■ Work to be completed
Whenever a line below includes the string "JSON", show it.
-- Material supplied follows --
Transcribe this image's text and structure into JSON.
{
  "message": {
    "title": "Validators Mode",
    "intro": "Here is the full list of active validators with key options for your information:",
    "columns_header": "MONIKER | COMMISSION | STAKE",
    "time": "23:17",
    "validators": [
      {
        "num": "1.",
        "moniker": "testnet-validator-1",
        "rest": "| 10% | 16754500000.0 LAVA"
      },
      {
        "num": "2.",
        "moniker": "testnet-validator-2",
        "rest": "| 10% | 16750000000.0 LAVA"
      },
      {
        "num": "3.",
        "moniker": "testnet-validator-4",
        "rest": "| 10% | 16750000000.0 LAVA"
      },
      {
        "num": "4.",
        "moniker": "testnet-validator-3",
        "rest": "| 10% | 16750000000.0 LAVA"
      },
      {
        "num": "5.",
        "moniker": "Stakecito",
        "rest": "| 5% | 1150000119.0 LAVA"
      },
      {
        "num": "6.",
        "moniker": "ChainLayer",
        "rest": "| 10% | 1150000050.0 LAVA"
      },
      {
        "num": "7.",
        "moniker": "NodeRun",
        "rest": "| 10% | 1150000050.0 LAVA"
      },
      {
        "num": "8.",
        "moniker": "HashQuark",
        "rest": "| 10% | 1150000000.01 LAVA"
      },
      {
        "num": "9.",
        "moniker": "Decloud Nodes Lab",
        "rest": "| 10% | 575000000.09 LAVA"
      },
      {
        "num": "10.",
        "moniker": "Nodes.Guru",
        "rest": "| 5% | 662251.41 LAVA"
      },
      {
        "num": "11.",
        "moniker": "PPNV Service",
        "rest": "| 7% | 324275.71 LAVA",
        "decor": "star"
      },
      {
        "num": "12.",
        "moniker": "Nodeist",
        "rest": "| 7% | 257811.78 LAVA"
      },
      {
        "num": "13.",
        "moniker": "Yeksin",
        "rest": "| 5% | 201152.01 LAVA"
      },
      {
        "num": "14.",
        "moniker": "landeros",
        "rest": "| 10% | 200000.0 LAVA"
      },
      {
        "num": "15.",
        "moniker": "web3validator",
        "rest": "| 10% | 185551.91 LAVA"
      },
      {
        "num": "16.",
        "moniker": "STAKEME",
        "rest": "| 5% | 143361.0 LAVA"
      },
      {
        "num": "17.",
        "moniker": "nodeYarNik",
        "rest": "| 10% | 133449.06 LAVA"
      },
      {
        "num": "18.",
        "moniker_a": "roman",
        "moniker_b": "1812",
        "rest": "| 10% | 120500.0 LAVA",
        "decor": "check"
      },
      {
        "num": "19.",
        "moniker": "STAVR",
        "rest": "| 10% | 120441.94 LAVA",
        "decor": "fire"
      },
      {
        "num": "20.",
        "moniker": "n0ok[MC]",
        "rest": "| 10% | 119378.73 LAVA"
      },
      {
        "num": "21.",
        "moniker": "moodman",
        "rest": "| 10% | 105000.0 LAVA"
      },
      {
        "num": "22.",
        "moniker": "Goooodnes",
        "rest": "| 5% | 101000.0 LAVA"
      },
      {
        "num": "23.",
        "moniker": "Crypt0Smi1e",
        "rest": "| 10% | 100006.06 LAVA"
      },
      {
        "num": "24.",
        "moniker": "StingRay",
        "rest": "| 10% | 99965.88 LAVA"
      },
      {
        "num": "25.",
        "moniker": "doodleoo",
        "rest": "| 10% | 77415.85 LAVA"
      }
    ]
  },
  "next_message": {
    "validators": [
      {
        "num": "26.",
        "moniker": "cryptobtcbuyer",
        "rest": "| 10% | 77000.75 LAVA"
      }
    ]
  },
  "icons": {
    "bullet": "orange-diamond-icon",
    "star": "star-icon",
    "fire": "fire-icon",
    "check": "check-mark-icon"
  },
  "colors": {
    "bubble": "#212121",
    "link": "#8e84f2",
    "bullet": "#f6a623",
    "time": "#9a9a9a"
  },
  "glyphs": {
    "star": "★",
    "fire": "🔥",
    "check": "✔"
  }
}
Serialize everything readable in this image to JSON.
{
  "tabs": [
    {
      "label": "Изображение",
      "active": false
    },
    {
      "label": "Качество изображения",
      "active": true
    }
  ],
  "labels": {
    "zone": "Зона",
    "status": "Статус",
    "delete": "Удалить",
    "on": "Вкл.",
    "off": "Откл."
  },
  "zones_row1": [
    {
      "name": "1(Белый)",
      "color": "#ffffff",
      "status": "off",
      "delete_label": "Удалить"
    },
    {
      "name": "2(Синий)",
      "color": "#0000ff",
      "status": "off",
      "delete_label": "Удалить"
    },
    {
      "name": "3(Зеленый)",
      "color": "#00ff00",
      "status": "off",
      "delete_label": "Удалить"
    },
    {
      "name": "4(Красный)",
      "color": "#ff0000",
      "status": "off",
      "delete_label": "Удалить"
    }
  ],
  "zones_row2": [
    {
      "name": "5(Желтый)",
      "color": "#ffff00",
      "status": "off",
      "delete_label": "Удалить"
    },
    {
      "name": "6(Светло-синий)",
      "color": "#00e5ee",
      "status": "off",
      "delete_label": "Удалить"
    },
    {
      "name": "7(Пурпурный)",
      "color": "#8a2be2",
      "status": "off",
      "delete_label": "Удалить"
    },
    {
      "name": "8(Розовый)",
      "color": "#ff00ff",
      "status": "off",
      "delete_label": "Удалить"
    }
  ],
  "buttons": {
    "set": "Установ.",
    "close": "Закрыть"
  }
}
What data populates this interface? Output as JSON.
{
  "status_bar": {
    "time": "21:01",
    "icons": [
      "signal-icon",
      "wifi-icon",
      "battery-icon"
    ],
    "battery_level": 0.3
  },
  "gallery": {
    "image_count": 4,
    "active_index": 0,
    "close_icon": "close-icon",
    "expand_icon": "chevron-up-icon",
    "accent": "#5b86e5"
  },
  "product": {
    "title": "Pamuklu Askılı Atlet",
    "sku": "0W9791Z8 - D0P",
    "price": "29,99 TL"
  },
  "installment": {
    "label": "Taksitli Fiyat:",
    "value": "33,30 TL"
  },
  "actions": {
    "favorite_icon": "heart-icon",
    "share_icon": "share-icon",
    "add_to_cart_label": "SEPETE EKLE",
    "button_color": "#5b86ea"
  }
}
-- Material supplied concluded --
■ Solution to this problem
Transcribe this image's text and structure into JSON.
Serialize everything readable in this image to JSON.
What data populates this interface? Output as JSON.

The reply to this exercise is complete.